Quay, Sydney, New South Wales

The 3 Hat and 3 Star rated Quay restaurant boasts some of the most incredible views Sydney has to offer. Positioned in the dress circle of the harbour, Quay looks out over the Harbour Bridge and Opera House. The head chef of this internationally acclaimed restaurant is culinary heavyweight Peter Gilmore. Thanks to Gilmore’s innovative exploration of nature and texture (and his use of rare ingredients) Quay scooped Number 29 on 2012’s World’s Best Restaurant list – making it the highest ranked Australian restaurant. For three consecutive years Quay has also been voted The Best Restaurant in Australasia. Must try: Hapuka poached in crème fraiche and served with Tasmanian pink flesh potatoes, tender almonds and scorched beet leaves.

Garagistes, Hobart

Although billed as a wine bar (and a damn good wine bar at that) Garagistes is also a restaurant which serves fantastic food. The menu changes daily to ensure the produce is at its freshest and that the dishes compliment the extensive selection of natural wines. Seasonal and locally foraged ingredients are always used and where possible every part of the cooking process (from smoking and curing to pickling) is done in house. The big emphasis of Garagistes is on communal dining with progressive meals and sharing dishes.
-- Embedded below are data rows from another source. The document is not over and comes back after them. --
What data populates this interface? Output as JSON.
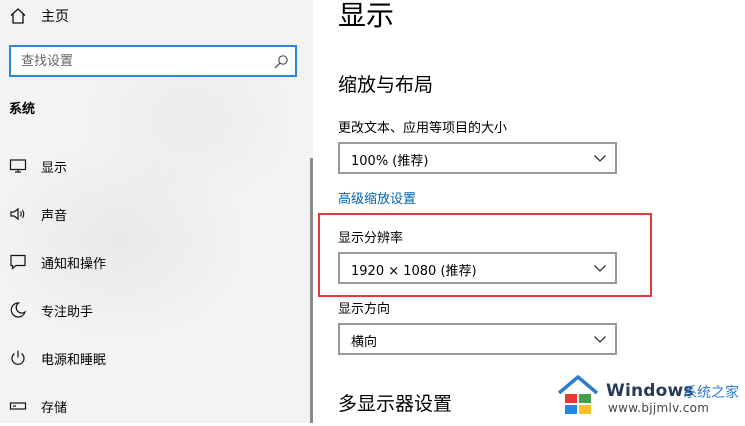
{
  "sidebar": {
    "home_label": "主页",
    "search_placeholder": "查找设置",
    "section_title": "系统",
    "items": [
      {
        "label": "显示",
        "icon": "monitor-icon"
      },
      {
        "label": "声音",
        "icon": "speaker-icon"
      },
      {
        "label": "通知和操作",
        "icon": "notification-icon"
      },
      {
        "label": "专注助手",
        "icon": "moon-icon"
      },
      {
        "label": "电源和睡眠",
        "icon": "power-icon"
      },
      {
        "label": "存储",
        "icon": "storage-icon"
      }
    ]
  },
  "main": {
    "title": "显示",
    "scale_layout": {
      "heading": "缩放与布局",
      "text_size_label": "更改文本、应用等项目的大小",
      "text_size_value": "100% (推荐)",
      "advanced_link": "高级缩放设置",
      "resolution_label": "显示分辨率",
      "resolution_value": "1920 × 1080 (推荐)",
      "orientation_label": "显示方向",
      "orientation_value": "横向"
    },
    "multi_display_heading": "多显示器设置"
  },
  "watermark": {
    "brand": "Windows",
    "brand_suffix": "系统之家",
    "url": "www.bjjmlv.com"
  },
  "colors": {
    "accent": "#0063b1",
    "search_border": "#2b88d8",
    "highlight": "#e03b3b"
  }
}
As the menu changes so frequently it isn’t extensive (usually about ten savoury meals and two sweet) but the quality is superb and you’re guaranteed delicious, surprising taste sensations. Must try: Smoked wallaby tartar with native pepper, hazelnuts, cocoa nibs and chickweed.

Tetsuya’s, Sydney

Within a heritage-listed building Tetsuya’s dishes up plate after elegant plate of Japanese/Australian fusion cooking. In the kitchen the Japanese philosophy of natural, seasonal, flavours is combined with classical French technique to create really light and unique dishes. Tetsuya’s offers a ten-plate degustation menu which includes courses like sashimi of kingfish, salad of big eye tuna with daikon and braised oxtail with sea cucumber. To add to the experience the three main dining areas are filled with eclectic examples of fine art and ceramics and look out on to an exceptional Japanese garden. The restaurant also has an on-site test kitchen so experimentation and dish development is always ongoing. Must try: Yuzu, blood orange and black pepper sorbet.

Cumulus Inc.

Cumulus Inc.

Cumulus Inc., Melbourne

Cumulus is based in a turn-of-the century rag-trade building in Finders Lane – Melbourne’s famed fashion and art district. Since 2008 Cumulus has been providing locals with an inspiring place to interact as well as a place to get top of the range food for every meal of the day. Andrew McConnell is the man behind an exciting range of dishes including the unusual breakfast offering Shakshouka (baked eggs with shanklish and roasted peppers) and the decedent dinner dish wagyu bresaola with artichoke and truffle cream. Cumulus also has an extensive wine list, caters for private and corporate functions and has been listed in the Age Good Food Guide for three consecutive years. Must try: Saffron spiced cauliflower, golden raisins, pine nuts and curd.

Have you tried any of these restaurants? What are your favorite restaurants down under?